Other considerations include community stakeholder collaboration on interpretation, dissemination, and presentation of oral history interviews. Work to create exhibit locations, types of media, and final projects that best suit access for narrator communities.
Considerations should also include how oral history projects operate not only to preserve history but also as a working tool for aiding community efforts for social justice.
State and institutional surveillance and harassment present complicated legal and ethical challenges to interviewers, organizations, and narrators. After narrators are informed of these possible implications, the interviewer and institution should address the issues of access, record keeping, potential disposal of sensitive materials, anonymity and protection protocols, confidentiality, etc. These considerations should be addressed within the context of mutual understanding and participatory consent. Protective methods might include:
- Collection Restriction – limiting or closing collections for a specified period of time.
- Deploying digital firewalls – This may require specific data security procedures to ensure that the information cannot be accessed, except by the oral historian or other authorized parties. Narrators should be assured about security measures that will be employed during and after the oral history project.
- No Protective Consideration – Oral historians and archives must communicate that they have no special legal privileges or protections. These parties may be legally required to provide narrator information. In the event of a subpoena, the institution must turn over any records in its possession.
- Using pseudonyms – In such cases, the oral historian should use only the fictitious name when referring to the narrator during the interview or in any related materials, such as transcripts, notes, finding aids, or publications.
- Reviewing project release dates and considering embargo time frames to reduce potential harm.
- Discussing protections for potential impact on family members, references, associates.
- Limiting public marketing.
- Providing legal assistance/consultation for individual participants left open to political harassment.

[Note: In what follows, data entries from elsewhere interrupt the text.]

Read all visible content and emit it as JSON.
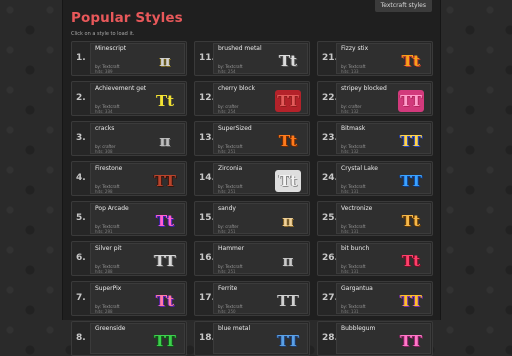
{
  "page": {
    "tag": "Textcraft styles",
    "title": "Popular Styles",
    "subtitle": "Click on a style to load it."
  },
  "cards": [
    {
      "num": "1.",
      "name": "Minescript",
      "by": "by: Textcraft",
      "hits": "hits: 389",
      "glyph": "π",
      "color": "#d2d2d2",
      "shadow": "#7b6a20",
      "bg": "transparent"
    },
    {
      "num": "11.",
      "name": "brushed metal",
      "by": "by: Textcraft",
      "hits": "hits: 254",
      "glyph": "Tt",
      "color": "#dcdcdc",
      "shadow": "#555555",
      "bg": "transparent"
    },
    {
      "num": "21.",
      "name": "Fizzy stix",
      "by": "by: Textcraft",
      "hits": "hits: 133",
      "glyph": "Tt",
      "color": "#f7a11a",
      "shadow": "#c0392b",
      "bg": "transparent"
    },
    {
      "num": "2.",
      "name": "Achievement get",
      "by": "by: Textcraft",
      "hits": "hits: 334",
      "glyph": "Tt",
      "color": "#f2e233",
      "shadow": "#333",
      "bg": "transparent"
    },
    {
      "num": "12.",
      "name": "cherry block",
      "by": "by: crafter",
      "hits": "hits: 254",
      "glyph": "TT",
      "color": "#e35a5a",
      "shadow": "#8f1d1d",
      "bg": "#b4222a"
    },
    {
      "num": "22.",
      "name": "stripey blocked",
      "by": "by: crafter",
      "hits": "hits: 132",
      "glyph": "TT",
      "color": "#ff9ecb",
      "shadow": "#b3275f",
      "bg": "#d23a7c"
    },
    {
      "num": "3.",
      "name": "cracks",
      "by": "by: crafter",
      "hits": "hits: 308",
      "glyph": "π",
      "color": "#bdbdbd",
      "shadow": "#5a5a5a",
      "bg": "transparent"
    },
    {
      "num": "13.",
      "name": "SuperSized",
      "by": "by: Textcraft",
      "hits": "hits: 251",
      "glyph": "Tt",
      "color": "#ff7b1c",
      "shadow": "#7a2b00",
      "bg": "transparent"
    },
    {
      "num": "23.",
      "name": "Bitmask",
      "by": "by: Textcraft",
      "hits": "hits: 132",
      "glyph": "TT",
      "color": "#ffd34a",
      "shadow": "#2445c8",
      "bg": "transparent"
    },
    {
      "num": "4.",
      "name": "Firestone",
      "by": "by: Textcraft",
      "hits": "hits: 298",
      "glyph": "TT",
      "color": "#b9442c",
      "shadow": "#3a120a",
      "bg": "transparent"
    },
    {
      "num": "14.",
      "name": "Zirconia",
      "by": "by: Textcraft",
      "hits": "hits: 251",
      "glyph": "Tt",
      "color": "#f2f2f2",
      "shadow": "#8a8a8a",
      "bg": "#dedede"
    },
    {
      "num": "24.",
      "name": "Crystal Lake",
      "by": "by: Textcraft",
      "hits": "hits: 131",
      "glyph": "TT",
      "color": "#3aa2ff",
      "shadow": "#0d3c8c",
      "bg": "transparent"
    },
    {
      "num": "5.",
      "name": "Pop Arcade",
      "by": "by: Textcraft",
      "hits": "hits: 291",
      "glyph": "Tt",
      "color": "#ff5fd0",
      "shadow": "#3b1fb0",
      "bg": "transparent"
    },
    {
      "num": "15.",
      "name": "sandy",
      "by": "by: crafter",
      "hits": "hits: 251",
      "glyph": "π",
      "color": "#f0d29a",
      "shadow": "#8c6a2a",
      "bg": "transparent"
    },
    {
      "num": "25.",
      "name": "Vectronize",
      "by": "by: Textcraft",
      "hits": "hits: 131",
      "glyph": "Tt",
      "color": "#f5b84a",
      "shadow": "#6d3c00",
      "bg": "transparent"
    },
    {
      "num": "6.",
      "name": "Silver pit",
      "by": "by: Textcraft",
      "hits": "hits: 288",
      "glyph": "TT",
      "color": "#d9d9d9",
      "shadow": "#555",
      "bg": "transparent"
    },
    {
      "num": "16.",
      "name": "Hammer",
      "by": "by: Textcraft",
      "hits": "hits: 251",
      "glyph": "π",
      "color": "#c9c9c9",
      "shadow": "#444",
      "bg": "transparent"
    },
    {
      "num": "26.",
      "name": "bit bunch",
      "by": "by: Textcraft",
      "hits": "hits: 131",
      "glyph": "Tt",
      "color": "#ff3f6a",
      "shadow": "#7a0d26",
      "bg": "transparent"
    },
    {
      "num": "7.",
      "name": "SuperPix",
      "by": "by: Textcraft",
      "hits": "hits: 288",
      "glyph": "Tt",
      "color": "#ff7aa8",
      "shadow": "#5a1fb3",
      "bg": "transparent"
    },
    {
      "num": "17.",
      "name": "Ferrite",
      "by": "by: Textcraft",
      "hits": "hits: 250",
      "glyph": "TT",
      "color": "#d0d0d0",
      "shadow": "#333",
      "bg": "transparent"
    },
    {
      "num": "27.",
      "name": "Gargantua",
      "by": "by: Textcraft",
      "hits": "hits: 131",
      "glyph": "TT",
      "color": "#ffbf2a",
      "shadow": "#7a2fb3",
      "bg": "transparent"
    },
    {
      "num": "8.",
      "name": "Greenside",
      "by": "",
      "hits": "",
      "glyph": "TT",
      "color": "#3ecf4d",
      "shadow": "#0d5a16",
      "bg": "transparent"
    },
    {
      "num": "18.",
      "name": "blue metal",
      "by": "",
      "hits": "",
      "glyph": "TT",
      "color": "#5aa0e6",
      "shadow": "#1b3d73",
      "bg": "transparent"
    },
    {
      "num": "28.",
      "name": "Bubblegum",
      "by": "",
      "hits": "",
      "glyph": "TT",
      "color": "#ff78c8",
      "shadow": "#8c1f63",
      "bg": "transparent"
    }
  ]
}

The interviewer should consider sustaining relationships with narrators. This can include inviting narrators to future events sponsored by the interviewer or group, interviewer engagement with events that are narrator-driven, participation in educational outreach related to the project, consultations, or other mutually beneficial endeavors.
The SJTF does not presume to offer a comprehensive approach to Social Justice Oral History. Instead, we reframe oral history to embody the spirit of resistance reflected in/by those whose story we presume to preserve. We think about what it means to not only do oral history on social justice but also to do oral history in the spirit of social justice, in shared power and accountability. For continued learning on this approach, see the SJTF short list of references.
Special thanks to our reviewers: Wesley Hogan, Malinda Lowery, Nepia Mahuika, Sarah McNamara, Rozanne Gooding Silverwood, and Yuri Ramírez and copy editor Micki White. Final thanks to Voice of Witness, the New Zealand Oral History Association, and Groundswell: Oral History for Social Change, whose ideas and spirit of true oral history are reflected in this document.
Nishani Frazier and Cliff Mayotte
SJTF Coordinator & Editor
SJTF Committee Members: